*Assignment:* As the answer, give every line of the records that includes the word "frames".

*Records supplied:*
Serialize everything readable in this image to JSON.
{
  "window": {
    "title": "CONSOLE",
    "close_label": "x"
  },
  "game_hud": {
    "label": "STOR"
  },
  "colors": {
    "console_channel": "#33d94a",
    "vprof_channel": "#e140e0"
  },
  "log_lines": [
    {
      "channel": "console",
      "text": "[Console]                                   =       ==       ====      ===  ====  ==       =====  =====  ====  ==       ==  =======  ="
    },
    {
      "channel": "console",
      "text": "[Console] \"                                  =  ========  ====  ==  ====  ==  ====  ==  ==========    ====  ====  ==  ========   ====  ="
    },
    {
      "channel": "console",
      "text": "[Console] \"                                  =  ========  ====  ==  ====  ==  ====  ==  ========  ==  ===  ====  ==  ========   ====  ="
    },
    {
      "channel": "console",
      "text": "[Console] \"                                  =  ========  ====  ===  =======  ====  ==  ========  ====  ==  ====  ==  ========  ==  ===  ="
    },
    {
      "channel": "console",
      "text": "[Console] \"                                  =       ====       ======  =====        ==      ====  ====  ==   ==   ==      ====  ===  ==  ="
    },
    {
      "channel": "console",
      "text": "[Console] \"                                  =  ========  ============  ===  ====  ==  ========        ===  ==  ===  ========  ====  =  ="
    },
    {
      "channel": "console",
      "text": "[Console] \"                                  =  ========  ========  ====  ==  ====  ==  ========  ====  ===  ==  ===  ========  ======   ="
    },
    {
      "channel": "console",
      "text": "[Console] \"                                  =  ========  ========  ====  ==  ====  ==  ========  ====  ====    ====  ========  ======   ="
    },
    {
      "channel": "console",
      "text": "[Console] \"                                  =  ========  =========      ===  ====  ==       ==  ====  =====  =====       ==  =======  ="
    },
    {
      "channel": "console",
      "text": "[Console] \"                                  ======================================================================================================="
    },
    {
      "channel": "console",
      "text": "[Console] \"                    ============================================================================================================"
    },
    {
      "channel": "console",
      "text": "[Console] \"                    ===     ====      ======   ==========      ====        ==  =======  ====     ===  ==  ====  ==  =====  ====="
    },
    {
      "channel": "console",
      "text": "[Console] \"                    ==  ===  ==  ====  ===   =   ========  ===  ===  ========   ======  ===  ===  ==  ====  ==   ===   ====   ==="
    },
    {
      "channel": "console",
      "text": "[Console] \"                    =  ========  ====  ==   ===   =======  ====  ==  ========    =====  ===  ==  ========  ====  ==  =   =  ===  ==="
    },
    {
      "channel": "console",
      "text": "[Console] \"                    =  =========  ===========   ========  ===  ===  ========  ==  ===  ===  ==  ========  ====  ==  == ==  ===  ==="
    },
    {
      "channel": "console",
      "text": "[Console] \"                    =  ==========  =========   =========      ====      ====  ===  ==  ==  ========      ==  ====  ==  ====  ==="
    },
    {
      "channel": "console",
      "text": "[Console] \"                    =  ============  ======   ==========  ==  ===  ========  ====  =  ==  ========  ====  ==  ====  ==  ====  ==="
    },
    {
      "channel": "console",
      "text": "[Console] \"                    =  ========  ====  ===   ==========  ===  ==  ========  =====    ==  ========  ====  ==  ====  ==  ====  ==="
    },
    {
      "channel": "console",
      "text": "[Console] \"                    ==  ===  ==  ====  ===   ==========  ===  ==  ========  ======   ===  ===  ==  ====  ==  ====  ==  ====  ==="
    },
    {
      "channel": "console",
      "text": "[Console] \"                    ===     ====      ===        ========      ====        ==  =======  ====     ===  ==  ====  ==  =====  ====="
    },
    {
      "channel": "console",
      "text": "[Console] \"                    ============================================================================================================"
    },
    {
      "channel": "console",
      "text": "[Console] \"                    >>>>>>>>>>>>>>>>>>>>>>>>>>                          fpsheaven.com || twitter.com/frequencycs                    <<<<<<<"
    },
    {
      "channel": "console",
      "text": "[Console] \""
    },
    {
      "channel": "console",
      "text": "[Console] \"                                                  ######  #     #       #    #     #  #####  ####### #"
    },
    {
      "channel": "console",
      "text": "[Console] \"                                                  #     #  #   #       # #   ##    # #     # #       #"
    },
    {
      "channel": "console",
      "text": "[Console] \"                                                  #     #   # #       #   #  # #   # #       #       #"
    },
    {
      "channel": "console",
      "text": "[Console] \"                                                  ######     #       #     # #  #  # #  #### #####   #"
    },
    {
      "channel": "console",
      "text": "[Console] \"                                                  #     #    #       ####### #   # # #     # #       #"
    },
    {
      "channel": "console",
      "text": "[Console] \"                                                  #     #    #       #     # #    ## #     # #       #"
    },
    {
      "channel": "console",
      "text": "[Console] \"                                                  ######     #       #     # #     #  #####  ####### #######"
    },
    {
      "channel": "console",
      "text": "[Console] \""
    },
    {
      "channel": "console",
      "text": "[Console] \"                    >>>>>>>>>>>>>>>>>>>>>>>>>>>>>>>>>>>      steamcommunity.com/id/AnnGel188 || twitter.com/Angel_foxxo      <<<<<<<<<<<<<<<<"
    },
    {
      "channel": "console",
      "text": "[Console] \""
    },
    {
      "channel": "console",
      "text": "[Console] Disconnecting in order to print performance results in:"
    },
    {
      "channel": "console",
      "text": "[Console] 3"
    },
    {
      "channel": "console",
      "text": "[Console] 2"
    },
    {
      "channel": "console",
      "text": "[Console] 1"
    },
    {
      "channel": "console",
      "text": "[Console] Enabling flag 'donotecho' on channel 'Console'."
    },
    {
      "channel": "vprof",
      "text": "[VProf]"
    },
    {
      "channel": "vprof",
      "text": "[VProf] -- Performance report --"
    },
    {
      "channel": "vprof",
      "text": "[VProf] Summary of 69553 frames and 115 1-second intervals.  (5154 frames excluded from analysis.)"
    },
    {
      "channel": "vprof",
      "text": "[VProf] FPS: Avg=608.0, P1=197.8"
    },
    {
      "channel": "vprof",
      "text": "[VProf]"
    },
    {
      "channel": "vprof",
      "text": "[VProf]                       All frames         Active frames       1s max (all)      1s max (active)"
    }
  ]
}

*Completed task:*
      "text": "[VProf] Summary of 69553 frames and 115 1-second intervals.  (5154 frames excluded from analysis.)"
      "text": "[VProf]                       All frames         Active frames       1s max (all)      1s max (active)"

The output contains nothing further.